## Task item
Omit the pictures, but give back every entry below exactly as written.

Interface dataset entries
::::::::
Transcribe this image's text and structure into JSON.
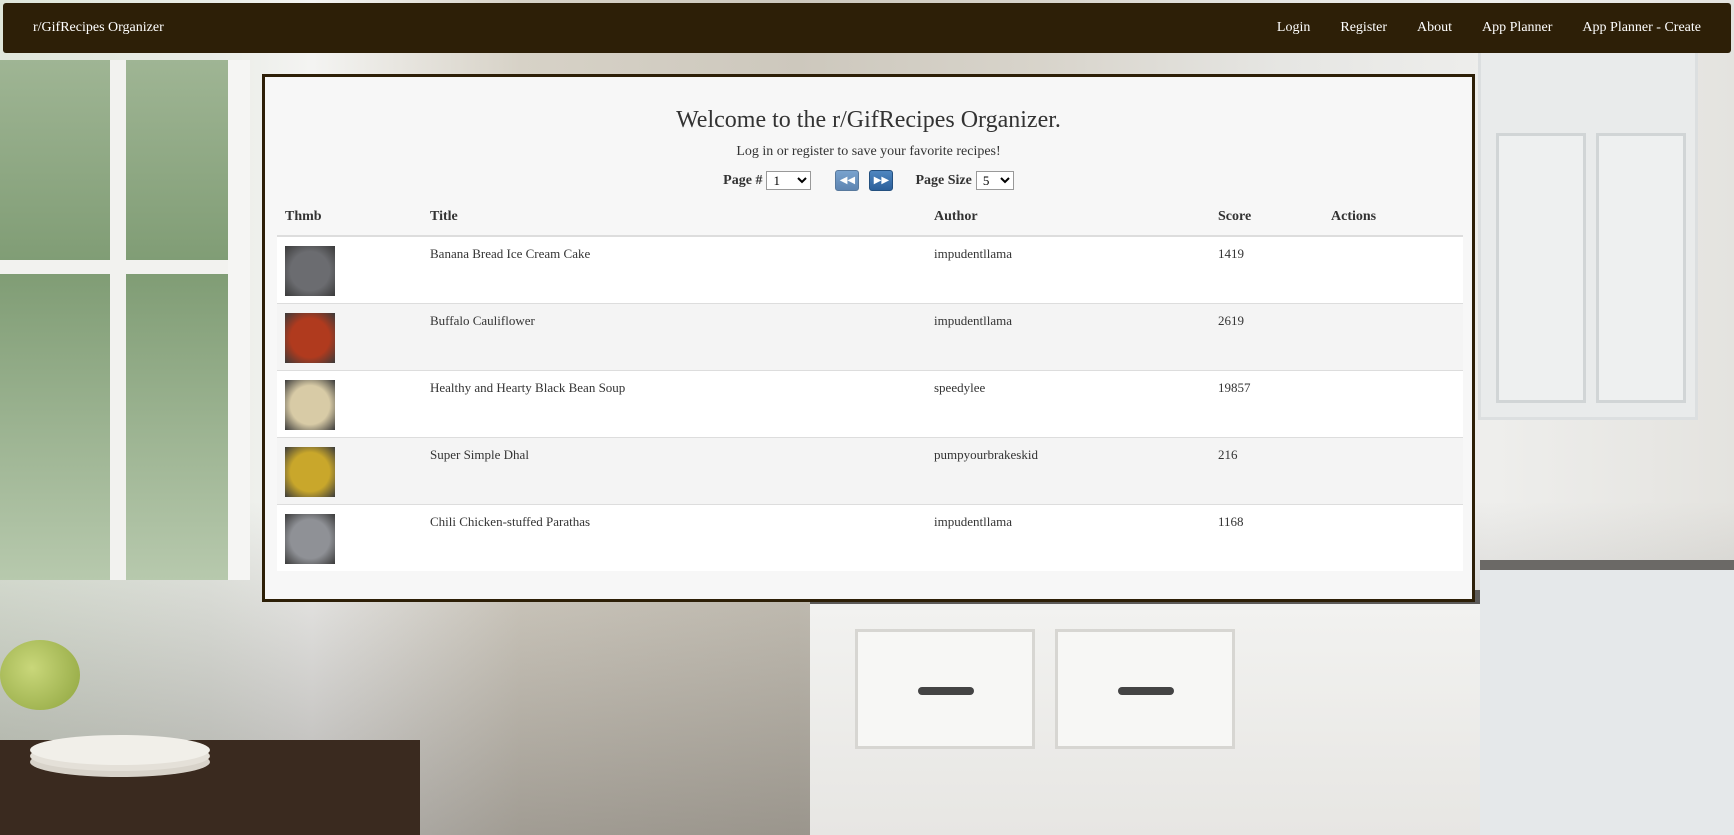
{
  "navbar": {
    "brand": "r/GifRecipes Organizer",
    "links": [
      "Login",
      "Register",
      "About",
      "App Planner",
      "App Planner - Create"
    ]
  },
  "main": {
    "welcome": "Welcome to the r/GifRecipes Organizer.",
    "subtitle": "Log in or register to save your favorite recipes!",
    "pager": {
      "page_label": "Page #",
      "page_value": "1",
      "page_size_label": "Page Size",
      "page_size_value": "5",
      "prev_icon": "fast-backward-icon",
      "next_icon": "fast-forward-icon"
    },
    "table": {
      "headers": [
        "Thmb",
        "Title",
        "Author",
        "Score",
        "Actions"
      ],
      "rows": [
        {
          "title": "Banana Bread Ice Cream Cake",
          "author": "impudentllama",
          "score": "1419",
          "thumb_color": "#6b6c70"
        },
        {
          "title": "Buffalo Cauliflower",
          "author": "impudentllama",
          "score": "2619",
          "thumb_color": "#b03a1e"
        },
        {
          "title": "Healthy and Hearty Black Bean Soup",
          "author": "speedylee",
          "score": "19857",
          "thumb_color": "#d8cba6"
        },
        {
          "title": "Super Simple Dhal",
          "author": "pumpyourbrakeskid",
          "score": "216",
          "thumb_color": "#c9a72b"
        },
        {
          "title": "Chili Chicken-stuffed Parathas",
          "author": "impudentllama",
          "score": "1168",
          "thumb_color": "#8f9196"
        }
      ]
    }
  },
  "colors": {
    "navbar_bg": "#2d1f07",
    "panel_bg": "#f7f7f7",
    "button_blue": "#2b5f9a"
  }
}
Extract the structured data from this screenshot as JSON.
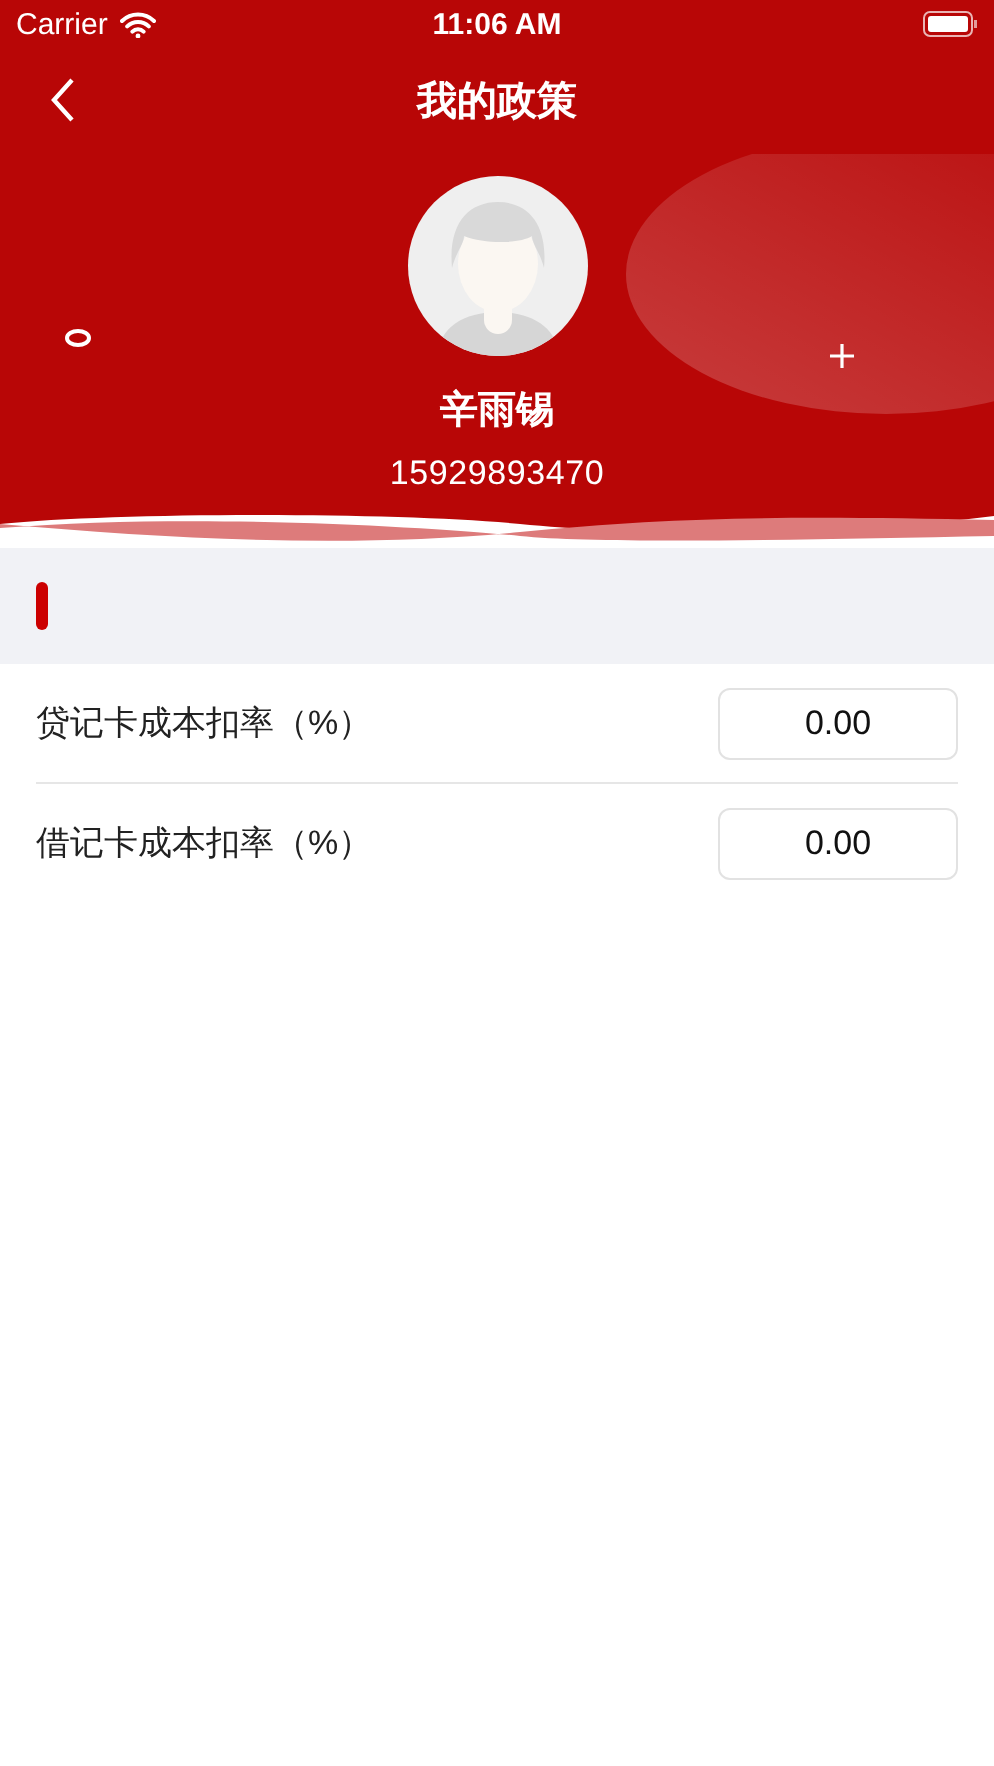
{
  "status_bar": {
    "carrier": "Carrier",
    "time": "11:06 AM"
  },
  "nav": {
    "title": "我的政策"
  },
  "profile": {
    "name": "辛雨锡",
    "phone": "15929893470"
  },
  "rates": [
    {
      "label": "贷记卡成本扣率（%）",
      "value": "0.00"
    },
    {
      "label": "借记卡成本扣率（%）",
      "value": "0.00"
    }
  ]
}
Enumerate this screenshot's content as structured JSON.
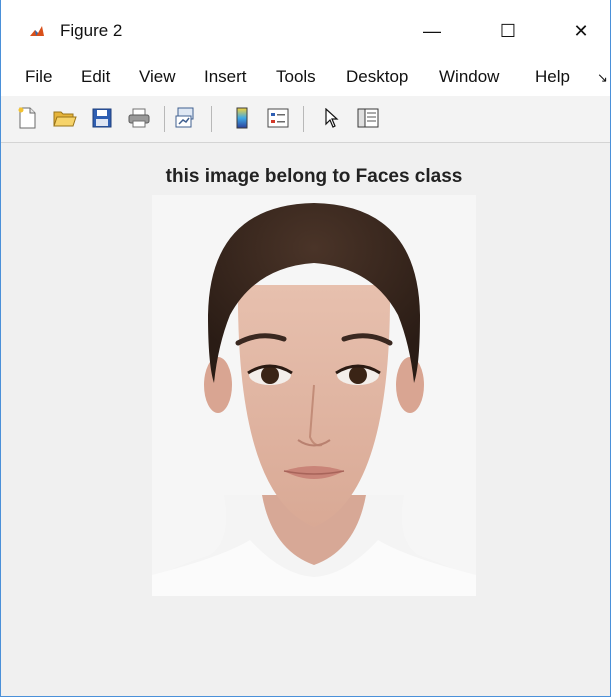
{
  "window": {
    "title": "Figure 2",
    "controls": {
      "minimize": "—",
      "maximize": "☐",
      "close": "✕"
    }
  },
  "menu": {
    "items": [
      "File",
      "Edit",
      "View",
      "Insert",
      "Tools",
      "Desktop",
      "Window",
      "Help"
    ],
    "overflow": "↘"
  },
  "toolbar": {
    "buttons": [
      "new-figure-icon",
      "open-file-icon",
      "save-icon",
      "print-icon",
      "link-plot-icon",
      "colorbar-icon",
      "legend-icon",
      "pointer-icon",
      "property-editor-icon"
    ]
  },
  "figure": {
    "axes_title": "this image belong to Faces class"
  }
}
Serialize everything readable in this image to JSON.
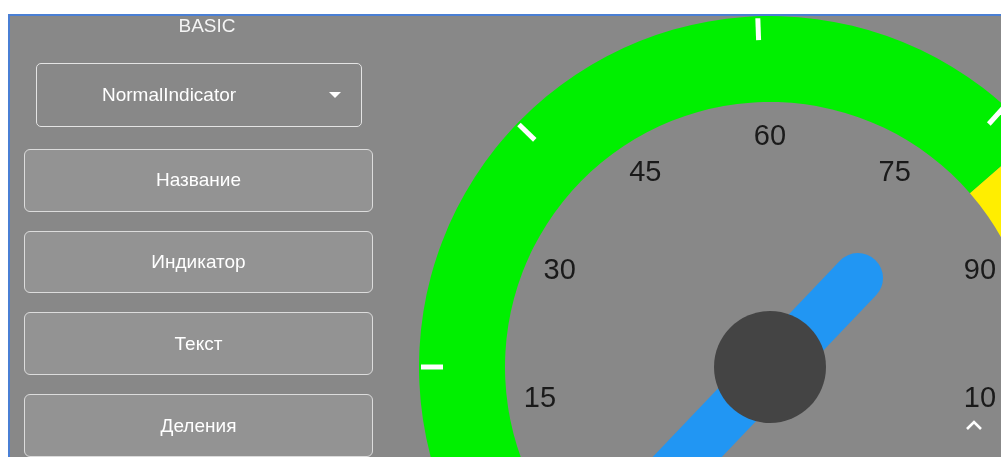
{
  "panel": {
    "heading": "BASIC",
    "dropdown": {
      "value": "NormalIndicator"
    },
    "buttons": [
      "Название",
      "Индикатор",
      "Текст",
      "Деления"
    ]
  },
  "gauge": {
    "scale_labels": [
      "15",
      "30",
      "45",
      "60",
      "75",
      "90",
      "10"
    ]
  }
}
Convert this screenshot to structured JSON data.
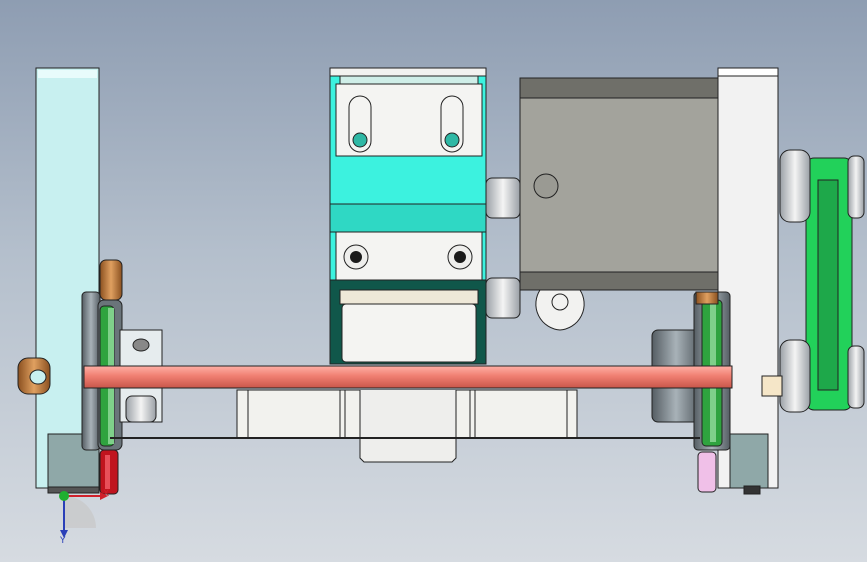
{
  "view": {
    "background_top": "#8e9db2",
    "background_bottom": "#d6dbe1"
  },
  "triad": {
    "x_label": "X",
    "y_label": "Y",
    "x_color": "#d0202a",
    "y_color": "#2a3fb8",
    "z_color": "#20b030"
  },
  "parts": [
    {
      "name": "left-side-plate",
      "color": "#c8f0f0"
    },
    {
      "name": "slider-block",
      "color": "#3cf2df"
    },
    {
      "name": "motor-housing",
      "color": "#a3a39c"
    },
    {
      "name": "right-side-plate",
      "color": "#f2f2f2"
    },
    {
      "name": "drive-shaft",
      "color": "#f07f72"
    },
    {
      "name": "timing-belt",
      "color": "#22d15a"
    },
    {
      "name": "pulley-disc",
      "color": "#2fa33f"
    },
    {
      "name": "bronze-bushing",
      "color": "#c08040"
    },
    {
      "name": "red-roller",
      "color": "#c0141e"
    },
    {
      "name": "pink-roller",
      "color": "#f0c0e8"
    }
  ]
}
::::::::
## Reply
Transcribe this image's text and structure into JSON.
{
  "navbar": {
    "brand": "r/GifRecipes Organizer",
    "links": [
      "Login",
      "Register",
      "About",
      "App Planner",
      "App Planner - Create"
    ]
  },
  "main": {
    "welcome": "Welcome to the r/GifRecipes Organizer.",
    "subtitle": "Log in or register to save your favorite recipes!",
    "pager": {
      "page_label": "Page #",
      "page_value": "1",
      "page_size_label": "Page Size",
      "page_size_value": "5",
      "prev_icon": "fast-backward-icon",
      "next_icon": "fast-forward-icon"
    },
    "table": {
      "headers": [
        "Thmb",
        "Title",
        "Author",
        "Score",
        "Actions"
      ],
      "rows": [
        {
          "title": "Banana Bread Ice Cream Cake",
          "author": "impudentllama",
          "score": "1419",
          "thumb_color": "#6b6c70"
        },
        {
          "title": "Buffalo Cauliflower",
          "author": "impudentllama",
          "score": "2619",
          "thumb_color": "#b03a1e"
        },
        {
          "title": "Healthy and Hearty Black Bean Soup",
          "author": "speedylee",
          "score": "19857",
          "thumb_color": "#d8cba6"
        },
        {
          "title": "Super Simple Dhal",
          "author": "pumpyourbrakeskid",
          "score": "216",
          "thumb_color": "#c9a72b"
        },
        {
          "title": "Chili Chicken-stuffed Parathas",
          "author": "impudentllama",
          "score": "1168",
          "thumb_color": "#8f9196"
        }
      ]
    }
  },
  "colors": {
    "navbar_bg": "#2d1f07",
    "panel_bg": "#f7f7f7",
    "button_blue": "#2b5f9a"
  }
}
Extract the structured data from this screenshot as JSON.
{
  "status_bar": {
    "carrier": "Carrier",
    "time": "11:06 AM"
  },
  "nav": {
    "title": "我的政策"
  },
  "profile": {
    "name": "辛雨锡",
    "phone": "15929893470"
  },
  "rates": [
    {
      "label": "贷记卡成本扣率（%）",
      "value": "0.00"
    },
    {
      "label": "借记卡成本扣率（%）",
      "value": "0.00"
    }
  ]
}
Enumerate this screenshot's content as structured JSON.
{
  "window": {
    "title": "Figure 2",
    "controls": {
      "minimize": "—",
      "maximize": "☐",
      "close": "✕"
    }
  },
  "menu": {
    "items": [
      "File",
      "Edit",
      "View",
      "Insert",
      "Tools",
      "Desktop",
      "Window",
      "Help"
    ],
    "overflow": "↘"
  },
  "toolbar": {
    "buttons": [
      "new-figure-icon",
      "open-file-icon",
      "save-icon",
      "print-icon",
      "link-plot-icon",
      "colorbar-icon",
      "legend-icon",
      "pointer-icon",
      "property-editor-icon"
    ]
  },
  "figure": {
    "axes_title": "this image belong to Faces class"
  }
}
Serialize everything readable in this image to JSON.
{
  "panel": {
    "heading": "BASIC",
    "dropdown": {
      "value": "NormalIndicator"
    },
    "buttons": [
      "Название",
      "Индикатор",
      "Текст",
      "Деления"
    ]
  },
  "gauge": {
    "scale_labels": [
      "15",
      "30",
      "45",
      "60",
      "75",
      "90",
      "10"
    ]
  }
}
Convert this screenshot to structured JSON data.
{
  "view": {
    "background_top": "#8e9db2",
    "background_bottom": "#d6dbe1"
  },
  "triad": {
    "x_label": "X",
    "y_label": "Y",
    "x_color": "#d0202a",
    "y_color": "#2a3fb8",
    "z_color": "#20b030"
  },
  "parts": [
    {
      "name": "left-side-plate",
      "color": "#c8f0f0"
    },
    {
      "name": "slider-block",
      "color": "#3cf2df"
    },
    {
      "name": "motor-housing",
      "color": "#a3a39c"
    },
    {
      "name": "right-side-plate",
      "color": "#f2f2f2"
    },
    {
      "name": "drive-shaft",
      "color": "#f07f72"
    },
    {
      "name": "timing-belt",
      "color": "#22d15a"
    },
    {
      "name": "pulley-disc",
      "color": "#2fa33f"
    },
    {
      "name": "bronze-bushing",
      "color": "#c08040"
    },
    {
      "name": "red-roller",
      "color": "#c0141e"
    },
    {
      "name": "pink-roller",
      "color": "#f0c0e8"
    }
  ]
}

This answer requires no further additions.